How to give your brand unstoppable momentum by taking a position

How to give your brand unstoppable momentum by taking a position

24th March 2022, 11:38 am

Successful brands are built on positions. This means knowing exactly where you stand in the world and what you stand for. A position creates differentiation from competitors and is the source of competitive advantage. Positions motivate teams and give them direction. And positions attract customers then give them a reason to be loyal. Through ongoing actions that reinforce a position, powerful momentum builds, which powers growth.

Here are seven tips for how to take a position that will give your brand unstoppable momentum.

  1. Position in the market AND in the mind

There are two sides to building a position. One side concerns the decisions you make about your brand’s product, service and activities. All this relates to your business strategy and is how you build a differentiated position in the market. The other side of your position is about what you stand for in the minds of employees and customers. This is your position in the mind and it’s built through your brand and communications, as well as your actions and activities. To create growth you need to think about both sides of your position as one, interlinked whole.

  1. Work from the inside-out

Positions that are invented and transplanted into organisations never work. You cannot create a position from the bottom and push it up through the organisational structure. Positions need to be championed from the top and pushed out. Positions need to be rooted in the history, beliefs and ideology of the brand.

  1. Start with where your brand competes

The foundation for a position is identifying the brand’s space in the market. This can be found by answering two questions. First, what is the offer? Second, which audience is the offer for? A unique space is the result of answering these questions differently to anyone else. A brand could have the same offer as competitors, but target a different audience. Or a brand could serve the same audience, but provide a different product or service for them. Knowing where the brand competes will allow you to identify why it competes (see tip four).

  1. Find a word or phrase that defines why your brand exists

The most successful brands don’t just know where they compete, they know why they compete. This is the brand’s purpose. It’s a belief about why the brand exists. An opinion on why the brand is needed in the world. It gives the brand a role, a cause, a mission. Ideally the purpose should be boiled down to a single word or phrase. Here are some examples from famous brands:

  • Ben and Jerry’s – joy for the belly and soul
  • Disney – the magic of childhood
  • Nike – everybody can be an athlete
  1. Don’t get confused by social purpose

Purpose has become equated with social purpose. The phrase “purpose beyond profit” has become commonplace, as though purpose and profit are separable. In fact, the purpose of the business – it’s raison d’être that unites employees and attracts customers – is the thing that generates the profit. For some companies their purpose is a social one. Patagonia’s purpose is “to build the best product, cause no unnecessary harm and use business to inspire and implement solutions to the environmental crisis”. Not every company will have a purpose that’s social.

  1. Craft your personality

Armed with an understanding of where the brand competes and why it exists, you need to explore creatively how to convey this.
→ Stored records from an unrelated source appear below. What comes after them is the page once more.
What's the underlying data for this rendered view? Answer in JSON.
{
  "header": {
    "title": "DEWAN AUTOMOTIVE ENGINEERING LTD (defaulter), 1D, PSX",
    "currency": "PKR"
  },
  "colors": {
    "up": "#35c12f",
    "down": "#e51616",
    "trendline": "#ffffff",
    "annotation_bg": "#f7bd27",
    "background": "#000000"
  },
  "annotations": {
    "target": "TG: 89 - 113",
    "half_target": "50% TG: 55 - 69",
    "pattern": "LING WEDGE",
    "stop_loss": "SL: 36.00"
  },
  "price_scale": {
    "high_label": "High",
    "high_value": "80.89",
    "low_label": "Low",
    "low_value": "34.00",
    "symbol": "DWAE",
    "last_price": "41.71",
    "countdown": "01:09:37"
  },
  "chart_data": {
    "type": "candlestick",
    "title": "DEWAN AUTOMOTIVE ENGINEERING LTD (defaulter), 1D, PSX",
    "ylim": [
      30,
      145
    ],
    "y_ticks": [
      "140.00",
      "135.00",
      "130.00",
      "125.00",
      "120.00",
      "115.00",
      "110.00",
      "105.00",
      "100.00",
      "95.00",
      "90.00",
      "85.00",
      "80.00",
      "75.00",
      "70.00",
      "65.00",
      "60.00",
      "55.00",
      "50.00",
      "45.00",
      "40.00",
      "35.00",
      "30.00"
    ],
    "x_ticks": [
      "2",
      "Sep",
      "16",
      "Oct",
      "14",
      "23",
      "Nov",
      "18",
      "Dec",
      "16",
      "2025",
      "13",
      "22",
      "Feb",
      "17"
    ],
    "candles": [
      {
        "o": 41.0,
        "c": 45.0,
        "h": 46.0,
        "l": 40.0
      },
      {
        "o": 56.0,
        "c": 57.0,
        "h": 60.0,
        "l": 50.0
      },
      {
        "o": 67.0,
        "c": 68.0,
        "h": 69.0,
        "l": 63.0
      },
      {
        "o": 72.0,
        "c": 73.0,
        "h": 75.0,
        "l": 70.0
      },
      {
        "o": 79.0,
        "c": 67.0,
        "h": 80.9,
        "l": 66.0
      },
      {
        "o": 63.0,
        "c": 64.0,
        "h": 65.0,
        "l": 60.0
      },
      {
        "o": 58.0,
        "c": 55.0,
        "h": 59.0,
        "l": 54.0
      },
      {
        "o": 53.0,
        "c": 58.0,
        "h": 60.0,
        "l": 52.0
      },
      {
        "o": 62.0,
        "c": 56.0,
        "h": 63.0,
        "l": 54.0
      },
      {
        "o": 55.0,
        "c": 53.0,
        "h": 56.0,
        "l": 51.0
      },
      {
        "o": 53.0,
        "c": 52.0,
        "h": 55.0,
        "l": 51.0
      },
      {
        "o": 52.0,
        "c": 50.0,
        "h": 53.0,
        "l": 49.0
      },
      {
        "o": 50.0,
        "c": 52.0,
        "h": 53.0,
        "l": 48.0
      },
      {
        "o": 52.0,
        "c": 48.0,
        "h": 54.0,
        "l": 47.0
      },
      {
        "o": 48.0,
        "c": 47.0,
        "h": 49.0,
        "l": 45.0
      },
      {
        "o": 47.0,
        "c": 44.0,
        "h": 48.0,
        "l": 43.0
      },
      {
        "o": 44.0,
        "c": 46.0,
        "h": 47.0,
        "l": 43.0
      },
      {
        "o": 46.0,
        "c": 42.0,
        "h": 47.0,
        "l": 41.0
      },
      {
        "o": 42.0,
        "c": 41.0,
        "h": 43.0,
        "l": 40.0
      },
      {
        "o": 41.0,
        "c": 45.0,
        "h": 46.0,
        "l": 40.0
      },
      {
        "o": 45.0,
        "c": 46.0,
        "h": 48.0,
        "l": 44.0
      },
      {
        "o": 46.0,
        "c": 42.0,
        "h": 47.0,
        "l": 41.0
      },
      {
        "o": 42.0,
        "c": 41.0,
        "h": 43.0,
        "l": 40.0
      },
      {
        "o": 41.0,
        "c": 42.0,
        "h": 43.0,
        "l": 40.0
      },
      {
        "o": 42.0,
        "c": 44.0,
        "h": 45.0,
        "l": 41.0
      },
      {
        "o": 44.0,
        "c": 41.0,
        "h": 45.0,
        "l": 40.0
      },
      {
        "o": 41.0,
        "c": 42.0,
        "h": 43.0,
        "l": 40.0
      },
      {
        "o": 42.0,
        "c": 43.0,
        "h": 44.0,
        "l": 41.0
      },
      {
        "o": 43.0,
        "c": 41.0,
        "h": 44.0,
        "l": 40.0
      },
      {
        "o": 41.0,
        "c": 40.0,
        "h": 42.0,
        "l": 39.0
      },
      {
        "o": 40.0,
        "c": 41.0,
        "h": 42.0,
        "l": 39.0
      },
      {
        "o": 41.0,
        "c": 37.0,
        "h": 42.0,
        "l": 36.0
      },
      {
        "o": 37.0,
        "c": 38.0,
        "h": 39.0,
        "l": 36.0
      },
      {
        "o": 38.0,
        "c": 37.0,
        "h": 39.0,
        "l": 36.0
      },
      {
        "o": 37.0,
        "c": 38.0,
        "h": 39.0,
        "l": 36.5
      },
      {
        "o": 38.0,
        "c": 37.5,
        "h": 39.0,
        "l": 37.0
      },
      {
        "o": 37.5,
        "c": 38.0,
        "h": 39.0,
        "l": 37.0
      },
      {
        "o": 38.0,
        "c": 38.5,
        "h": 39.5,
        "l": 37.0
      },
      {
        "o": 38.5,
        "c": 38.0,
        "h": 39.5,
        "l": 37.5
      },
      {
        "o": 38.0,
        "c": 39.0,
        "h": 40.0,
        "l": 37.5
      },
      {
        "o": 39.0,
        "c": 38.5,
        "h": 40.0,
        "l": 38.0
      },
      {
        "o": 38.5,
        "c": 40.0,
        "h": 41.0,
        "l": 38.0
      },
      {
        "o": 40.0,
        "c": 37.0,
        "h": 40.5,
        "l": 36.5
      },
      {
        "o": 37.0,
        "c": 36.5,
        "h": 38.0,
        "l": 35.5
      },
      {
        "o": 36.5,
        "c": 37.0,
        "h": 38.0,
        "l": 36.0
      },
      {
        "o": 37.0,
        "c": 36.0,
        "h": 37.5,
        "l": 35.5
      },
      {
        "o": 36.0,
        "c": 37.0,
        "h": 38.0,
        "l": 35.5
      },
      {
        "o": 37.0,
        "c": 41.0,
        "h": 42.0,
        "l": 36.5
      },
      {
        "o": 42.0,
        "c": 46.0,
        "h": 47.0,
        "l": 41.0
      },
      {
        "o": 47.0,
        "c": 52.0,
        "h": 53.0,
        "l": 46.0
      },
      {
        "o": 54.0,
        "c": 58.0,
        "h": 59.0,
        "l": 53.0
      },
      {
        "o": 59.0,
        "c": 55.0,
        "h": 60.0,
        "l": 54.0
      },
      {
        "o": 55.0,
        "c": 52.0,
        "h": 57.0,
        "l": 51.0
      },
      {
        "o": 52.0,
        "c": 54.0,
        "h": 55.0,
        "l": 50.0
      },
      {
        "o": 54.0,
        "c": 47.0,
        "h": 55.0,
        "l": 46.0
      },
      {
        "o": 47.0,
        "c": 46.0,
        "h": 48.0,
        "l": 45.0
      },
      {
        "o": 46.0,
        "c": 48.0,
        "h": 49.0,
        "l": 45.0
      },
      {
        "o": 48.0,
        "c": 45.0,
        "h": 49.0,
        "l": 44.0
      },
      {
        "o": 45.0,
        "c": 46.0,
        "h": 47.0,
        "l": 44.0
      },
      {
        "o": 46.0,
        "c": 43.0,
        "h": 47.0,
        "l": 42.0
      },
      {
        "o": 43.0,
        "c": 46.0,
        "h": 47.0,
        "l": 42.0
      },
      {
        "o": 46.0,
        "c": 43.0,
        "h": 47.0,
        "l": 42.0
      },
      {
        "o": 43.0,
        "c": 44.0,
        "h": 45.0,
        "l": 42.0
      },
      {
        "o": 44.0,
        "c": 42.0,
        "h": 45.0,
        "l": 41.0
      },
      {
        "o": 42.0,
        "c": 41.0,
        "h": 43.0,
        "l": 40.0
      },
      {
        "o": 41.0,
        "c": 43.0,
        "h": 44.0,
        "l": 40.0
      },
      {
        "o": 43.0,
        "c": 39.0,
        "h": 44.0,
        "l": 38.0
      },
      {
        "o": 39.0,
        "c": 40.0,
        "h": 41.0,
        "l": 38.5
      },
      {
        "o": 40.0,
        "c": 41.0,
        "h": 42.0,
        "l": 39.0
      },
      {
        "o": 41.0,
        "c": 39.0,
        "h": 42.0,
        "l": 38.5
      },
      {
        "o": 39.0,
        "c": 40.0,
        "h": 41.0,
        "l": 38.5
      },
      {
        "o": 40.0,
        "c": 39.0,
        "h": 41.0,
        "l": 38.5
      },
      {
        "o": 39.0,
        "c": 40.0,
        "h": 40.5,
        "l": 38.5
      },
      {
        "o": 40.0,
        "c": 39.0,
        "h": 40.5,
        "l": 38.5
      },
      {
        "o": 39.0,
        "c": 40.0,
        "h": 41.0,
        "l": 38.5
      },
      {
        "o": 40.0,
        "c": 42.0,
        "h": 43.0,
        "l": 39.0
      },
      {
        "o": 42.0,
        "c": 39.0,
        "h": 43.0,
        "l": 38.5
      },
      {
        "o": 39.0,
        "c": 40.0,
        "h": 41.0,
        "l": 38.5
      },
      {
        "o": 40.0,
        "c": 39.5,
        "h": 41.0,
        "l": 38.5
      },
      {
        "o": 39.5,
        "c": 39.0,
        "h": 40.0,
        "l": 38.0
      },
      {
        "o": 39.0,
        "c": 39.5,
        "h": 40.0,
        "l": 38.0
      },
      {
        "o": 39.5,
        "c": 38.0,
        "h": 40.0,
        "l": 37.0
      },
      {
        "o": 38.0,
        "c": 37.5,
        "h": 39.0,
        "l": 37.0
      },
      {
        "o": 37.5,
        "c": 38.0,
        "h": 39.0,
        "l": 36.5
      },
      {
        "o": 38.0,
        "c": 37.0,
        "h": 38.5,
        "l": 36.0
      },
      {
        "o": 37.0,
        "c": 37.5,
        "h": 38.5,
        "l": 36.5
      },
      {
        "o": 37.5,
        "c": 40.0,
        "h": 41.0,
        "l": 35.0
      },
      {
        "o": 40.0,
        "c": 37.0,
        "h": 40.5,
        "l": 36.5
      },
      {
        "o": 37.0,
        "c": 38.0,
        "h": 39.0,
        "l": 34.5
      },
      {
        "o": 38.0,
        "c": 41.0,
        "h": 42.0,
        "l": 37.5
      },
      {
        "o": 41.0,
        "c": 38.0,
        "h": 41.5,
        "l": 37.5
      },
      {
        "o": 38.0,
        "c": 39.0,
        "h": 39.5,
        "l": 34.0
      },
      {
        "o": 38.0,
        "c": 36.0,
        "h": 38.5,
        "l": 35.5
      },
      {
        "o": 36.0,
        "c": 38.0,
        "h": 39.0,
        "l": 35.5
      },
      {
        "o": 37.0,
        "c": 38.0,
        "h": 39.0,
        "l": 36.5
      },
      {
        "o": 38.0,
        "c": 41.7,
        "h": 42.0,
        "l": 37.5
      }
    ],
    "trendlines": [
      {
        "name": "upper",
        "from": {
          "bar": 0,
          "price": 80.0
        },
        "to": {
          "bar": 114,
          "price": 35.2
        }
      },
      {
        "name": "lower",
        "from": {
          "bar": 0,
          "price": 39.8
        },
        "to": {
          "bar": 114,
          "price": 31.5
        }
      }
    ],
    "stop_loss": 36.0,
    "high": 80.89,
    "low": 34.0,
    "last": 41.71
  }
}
At Squad we do this through a process we call creative scrapbooking. This often involves walls filled with all kinds of stimulus, references and inspiration. They’ll be quotes, film clips, music, poems, sketches and art. We might write a manifesto. Often, we’ll make a rough-cut film. All of this starts to create a holistic picture of how the brand should look and sound.

7a. Vision without execution is hallucination

It’s easy to think that cracking a bold vision for a brand will lead to success. The problem is that a vision, as the word suggests, is only a concept for the future. The hard part is turning it into reality. The brands every word and deed need to be aligned with the position you are trying to build. There are four broad areas to focus on. Identity – the way the brand comes across visually and verbally. Culture – the way employees behave and what they communicate to others. Experience – the reality for customers when they enter a store, visit a website or interact with employees. Promotion – advertising and other activities that reach out to new and existing customers.

7b. Try Squad’s Position Power Tools

If you want to start thinking about your own position, then our Position Power Tools are the ideal place to start – particularly our Calculator, which is a free self-assessment tool to measure the power of a brand’s position and assess its strengths and weaknesses. Squad’s Position Power Tools can be found at:

Next Article

How to deal with workplace conflict

ACAS estimates that workplace conflict costs UK organisations an average of £1,000 per employee and the CIPD reported in 2020 […]
Read Article